> **REQUIREMENT**
Every entry, from first to last, is to be written out exactly.

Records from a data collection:
»»

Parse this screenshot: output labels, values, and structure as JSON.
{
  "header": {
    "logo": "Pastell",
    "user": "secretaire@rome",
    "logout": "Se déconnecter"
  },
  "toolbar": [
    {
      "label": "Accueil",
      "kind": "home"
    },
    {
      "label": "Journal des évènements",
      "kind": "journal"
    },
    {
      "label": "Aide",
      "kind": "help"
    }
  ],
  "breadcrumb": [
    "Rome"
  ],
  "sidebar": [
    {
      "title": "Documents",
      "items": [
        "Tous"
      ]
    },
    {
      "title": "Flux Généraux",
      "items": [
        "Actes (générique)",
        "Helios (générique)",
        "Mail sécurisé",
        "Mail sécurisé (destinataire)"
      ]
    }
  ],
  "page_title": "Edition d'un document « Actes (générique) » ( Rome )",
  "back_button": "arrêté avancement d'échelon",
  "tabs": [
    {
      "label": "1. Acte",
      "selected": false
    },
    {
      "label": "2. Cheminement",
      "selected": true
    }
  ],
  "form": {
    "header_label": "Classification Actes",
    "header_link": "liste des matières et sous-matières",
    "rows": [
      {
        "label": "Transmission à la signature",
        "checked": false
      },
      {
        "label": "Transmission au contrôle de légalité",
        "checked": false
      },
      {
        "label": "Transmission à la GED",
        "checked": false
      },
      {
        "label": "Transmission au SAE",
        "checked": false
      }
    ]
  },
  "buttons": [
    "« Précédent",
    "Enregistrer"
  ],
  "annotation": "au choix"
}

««

> **EXERCISE ANSWER**
Parse this screenshot: output labels, values, and structure as JSON.
{
  "header": {
    "logo": "Pastell",
    "user": "secretaire@rome",
    "logout": "Se déconnecter"
  },
  "toolbar": [
    {
      "label": "Accueil",
      "kind": "home"
    },
    {
      "label": "Journal des évènements",
      "kind": "journal"
    },
    {
      "label": "Aide",
      "kind": "help"
    }
  ],
  "breadcrumb": [
    "Rome"
  ],
  "sidebar": [
    {
      "title": "Documents",
      "items": [
        "Tous"
      ]
    },
    {
      "title": "Flux Généraux",
      "items": [
        "Actes (générique)",
        "Helios (générique)",
        "Mail sécurisé",
        "Mail sécurisé (destinataire)"
      ]
    }
  ],
  "page_title": "Edition d'un document « Actes (générique) » ( Rome )",
  "back_button": "arrêté avancement d'échelon",
  "tabs": [
    {
      "label": "1. Acte",
      "selected": false
    },
    {
      "label": "2. Cheminement",
      "selected": true
    }
  ],
  "form": {
    "header_label": "Classification Actes",
    "header_link": "liste des matières et sous-matières",
    "rows": [
      {
        "label": "Transmission à la signature",
        "checked": false
      },
      {
        "label": "Transmission au contrôle de légalité",
        "checked": false
      },
      {
        "label": "Transmission à la GED",
        "checked": false
      },
      {
        "label": "Transmission au SAE",
        "checked": false
      }
    ]
  },
  "buttons": [
    "« Précédent",
    "Enregistrer"
  ],
  "annotation": "au choix"
}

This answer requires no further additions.